incubator-kato-spec mailing list archives

Site index · List index
Message view « Date » · « Thread »
Top « Date » · « Thread »
From David Griffiths <>
Subject Re: Snapshot Application development usecases
Date Mon, 04 Jan 2010 17:53:28 GMT
Greetings. My name is Dave Griffiths and I've worked in IBM's Java
Service group for many years. I have experience with Kato's
predecessor DTFJ and various related technologies. I've been meaning
to subscribe to this mailing list for some time so apologies if I'm a
bit late to the party.

Just some random thoughts on the concept of snapshot dumps.

Problem analysis seems to fall into three main categories:

1) high cpu/deadlock where a simple snap of the thread stacks and
monitors is all that's required. (Note: it's also vital to have the
native stacks - for some reason this has often been problematic. From
a debugging point of view getting this right dominates a lot of other
stuff in terms of importance).

2) Java OOM conditions. For the vast majority of OOMs, a simple heap
dump is all that is required. This should include the heap roots,
class loaders and refs from one object to another but things like
non-reference fields do not need to be included (see next category).
(Disclaimer: I created the IBM PHD format which is clearly showing its
age. But at the time it was thought to be important to have a fast and
lightweight format).

3) Other. For more complex problem determination that doesn't fit into
the above categories you almost always want a complete system dump.
Storage is cheap and size is not an issue. Often the person who
collects the dump (whether test or at a customer site) is not the
person who later analyzes it. There is nothing worse than being given
a dump that doesn't contain everything you need. So I'm a great fan of
system dumps even for things like OOM failures (eg you get people
saying "well can we see the contents of that String object?") The main
thing is a nice easy API to let you get at the stuff you need in the

So for your four examples, for example 1 I would say something like
the current java thread dump would suffice (depending on what you mean
by behaving incorrectly - otherwise a system dump).

Example 2 - not sure what you mean by "about to throw". Isn't Kato
meant to be for post-mortem dump analysis?
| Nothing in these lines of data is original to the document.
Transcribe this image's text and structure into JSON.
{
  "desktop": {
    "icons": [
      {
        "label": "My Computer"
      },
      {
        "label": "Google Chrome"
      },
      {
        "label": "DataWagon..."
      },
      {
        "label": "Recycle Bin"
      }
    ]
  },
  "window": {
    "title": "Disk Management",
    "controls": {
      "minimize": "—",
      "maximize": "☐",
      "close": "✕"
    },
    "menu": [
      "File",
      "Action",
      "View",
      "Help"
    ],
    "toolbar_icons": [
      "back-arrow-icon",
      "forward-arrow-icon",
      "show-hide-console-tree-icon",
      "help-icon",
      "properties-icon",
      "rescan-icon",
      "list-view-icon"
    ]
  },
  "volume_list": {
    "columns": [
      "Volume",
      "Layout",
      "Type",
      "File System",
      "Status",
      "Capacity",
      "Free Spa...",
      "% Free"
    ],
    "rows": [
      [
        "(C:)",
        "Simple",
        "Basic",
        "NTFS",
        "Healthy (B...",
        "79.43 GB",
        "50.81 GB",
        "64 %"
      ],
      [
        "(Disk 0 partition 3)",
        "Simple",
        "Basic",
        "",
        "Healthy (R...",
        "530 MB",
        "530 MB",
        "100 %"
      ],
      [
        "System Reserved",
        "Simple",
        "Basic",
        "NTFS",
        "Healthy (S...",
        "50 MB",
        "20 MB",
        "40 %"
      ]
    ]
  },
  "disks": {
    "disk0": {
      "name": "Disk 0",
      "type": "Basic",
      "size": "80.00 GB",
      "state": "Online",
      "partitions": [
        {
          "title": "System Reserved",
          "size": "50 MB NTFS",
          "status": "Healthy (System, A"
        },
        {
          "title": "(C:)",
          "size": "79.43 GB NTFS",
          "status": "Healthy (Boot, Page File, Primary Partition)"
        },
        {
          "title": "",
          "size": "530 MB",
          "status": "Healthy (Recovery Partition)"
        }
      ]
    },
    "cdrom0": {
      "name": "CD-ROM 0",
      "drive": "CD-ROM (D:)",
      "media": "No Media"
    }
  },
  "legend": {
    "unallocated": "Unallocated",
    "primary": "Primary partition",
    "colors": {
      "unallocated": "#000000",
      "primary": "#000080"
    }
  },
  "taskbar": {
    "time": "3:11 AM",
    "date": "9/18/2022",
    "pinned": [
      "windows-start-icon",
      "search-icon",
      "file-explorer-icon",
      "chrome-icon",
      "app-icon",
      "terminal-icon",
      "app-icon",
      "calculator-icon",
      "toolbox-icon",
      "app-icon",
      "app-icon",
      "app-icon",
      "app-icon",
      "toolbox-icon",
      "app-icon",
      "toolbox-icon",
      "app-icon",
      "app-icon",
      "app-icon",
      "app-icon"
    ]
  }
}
We have a way (at least at
IBM) to force a system dump when an exception occurs and that's one
way of doing it, but most app developers would either use logging or a
debugger in this scenario?

Example 3 - a heapdump should suffice.
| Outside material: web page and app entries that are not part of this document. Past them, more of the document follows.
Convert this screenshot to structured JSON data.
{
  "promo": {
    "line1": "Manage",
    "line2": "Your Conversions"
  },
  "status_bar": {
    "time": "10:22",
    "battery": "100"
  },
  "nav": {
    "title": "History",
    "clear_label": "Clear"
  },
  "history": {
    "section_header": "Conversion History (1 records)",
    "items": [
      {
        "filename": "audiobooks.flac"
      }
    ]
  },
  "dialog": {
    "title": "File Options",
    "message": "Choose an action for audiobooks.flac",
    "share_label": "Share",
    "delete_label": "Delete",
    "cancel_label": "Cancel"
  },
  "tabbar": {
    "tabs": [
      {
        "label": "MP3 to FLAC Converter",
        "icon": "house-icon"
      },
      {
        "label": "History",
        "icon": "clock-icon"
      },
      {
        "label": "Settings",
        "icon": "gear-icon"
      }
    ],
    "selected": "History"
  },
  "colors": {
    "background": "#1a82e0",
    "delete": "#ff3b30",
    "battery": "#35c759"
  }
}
Example 4 - use a system dump since you want to see the non-reference
fields of an object which are not stored in a heapdump.
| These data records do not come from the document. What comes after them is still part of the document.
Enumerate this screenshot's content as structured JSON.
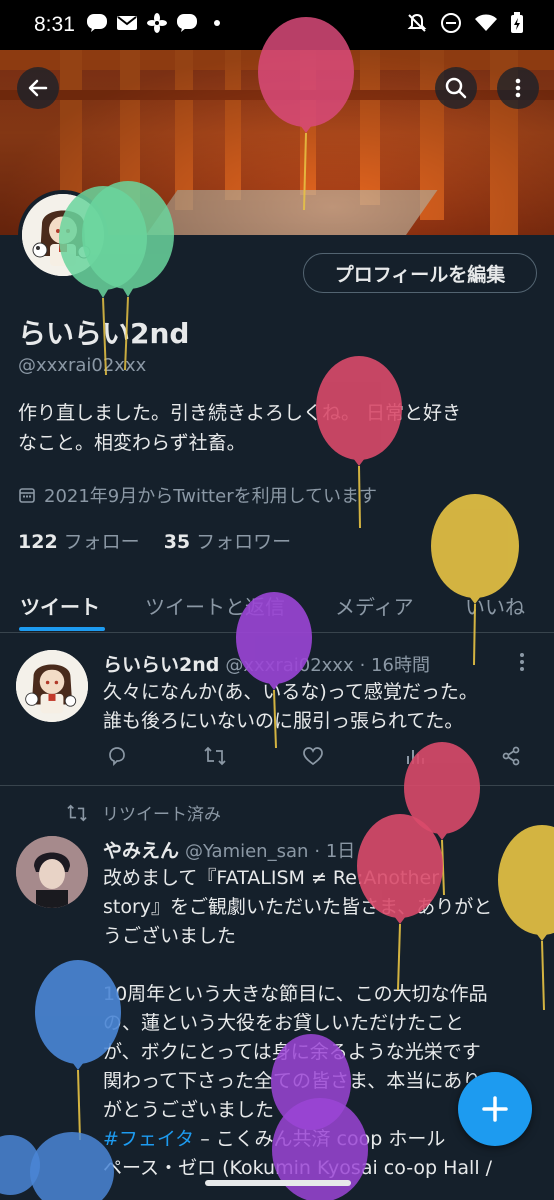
{
  "status_bar": {
    "time": "8:31",
    "notification_icons": [
      "line-icon",
      "mail-icon",
      "pinwheel-icon",
      "line-icon",
      "dot-icon"
    ],
    "system_icons": [
      "mute-icon",
      "do-not-disturb-icon",
      "wifi-icon",
      "battery-icon"
    ],
    "line_label": "LINE"
  },
  "header": {
    "back_icon": "arrow-left-icon",
    "search_icon": "search-icon",
    "more_icon": "more-vertical-icon"
  },
  "profile": {
    "edit_button": "プロフィールを編集",
    "name": "らいらい2nd",
    "handle": "@xxxrai02xxx",
    "bio_line1": "作り直しました。引き続きよろしくね。 日常と好き",
    "bio_line2": "なこと。相変わらず社畜。",
    "joined": "2021年9月からTwitterを利用しています",
    "following_count": "122",
    "following_label": "フォロー",
    "followers_count": "35",
    "followers_label": "フォロワー"
  },
  "tabs": [
    {
      "label": "ツイート",
      "active": true
    },
    {
      "label": "ツイートと返信",
      "active": false
    },
    {
      "label": "メディア",
      "active": false
    },
    {
      "label": "いいね",
      "active": false
    }
  ],
  "tweets": [
    {
      "name": "らいらい2nd",
      "handle": "@xxxrai02xxx",
      "time": "· 16時間",
      "line1": "久々になんか(あ、いるな)って感覚だった。",
      "line2": "誰も後ろにいないのに服引っ張られてた。"
    },
    {
      "retweet_label": "リツイート済み",
      "name": "やみえん",
      "handle": "@Yamien_san",
      "time": "· 1日",
      "line1": "改めまして『FATALISM ≠ Re:Another",
      "line2": "story』をご観劇いただいた皆さま、ありがと",
      "line3": "うございました",
      "line4": "10周年という大きな節目に、この大切な作品",
      "line5": "の、蓮という大役をお貸しいただけたこと",
      "line6": "が、ボクにとっては身に余るような光栄です",
      "line7": "関わって下さった全ての皆さま、本当にあり",
      "line8": "がとうございました",
      "line9_hashtag": "#フェイタ",
      "line9_rest": " – こくみん共済 coop ホール",
      "line10": "ペース・ゼロ (Kokumin Kyosai co-op Hall /"
    }
  ],
  "fab_icon": "plus-icon",
  "colors": {
    "background": "#15202b",
    "accent": "#1d9bf0",
    "text": "#e7e9ea",
    "secondary_text": "#8b98a5",
    "divider": "#38444d"
  },
  "balloon_colors": [
    "#6ad59e",
    "#d94a6a",
    "#e8c444",
    "#9b45d6",
    "#4a86d6"
  ]
}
The format of the dump (thread, heap, system) is immaterial - the main
thing is the consistent API to read them.

So personally I would just stick to those three dump types and not try
to over-egg the pudding.



On Mon, Jan 4, 2010 at 3:19 PM, Steve Poole <> wrote:
> I want to present a few application development usecases for us to discuss
> to do with the Snapshot concept.
> First let's agree some basics
> An application snapshot is a deliberate subset of a running system.  It's
> deliberate in that what is defined for inclusion / exclusion can be changed.
> To build an application snapshot three types of information are required
> 1 - root objects which determine where to start the snapshot from
> 2 - rules to restrict how "far" to search
> 3 - rules to describe what to include in the snapshot
> Example 1
> A webserver session is behaving incorrectly.  The application programmer
> wants to capture information
> to do with the session itself and some specific application details.
> The root object is an HTTPSession and the application code is all contained
> in packages that start org.acme.application
> The application programmer believes that the problem is in the application
> and so wants the minimum
> of system information included.
> Example 2
> An error has occured and the application is about throw an exception.  The
> application programmer wants to capture a series
> of objects related to the error and wants to see the Java stack including
> local variables.
> Example 3
> A enterprise server is running slow and the application programmer would
> like to get a list of the instances of a specific interface
> that the server is managing, since the suspicion is that there are multiple
> instances of a nonthreadsafe instance of this interface when there should
> only be one.
> Example 4
> A servlet server has run out of database connections and the suspicion is
> that managed objects have not been
> collected.  Typically programmers use finalisers or depend on GC instead of
> using the Servlet.Destroy() method.
> the application programmer needs to get a list of objects in "Destroyed"
> state which obviously haven't been GC'd
> Cheers
> --
> Steve

View raw message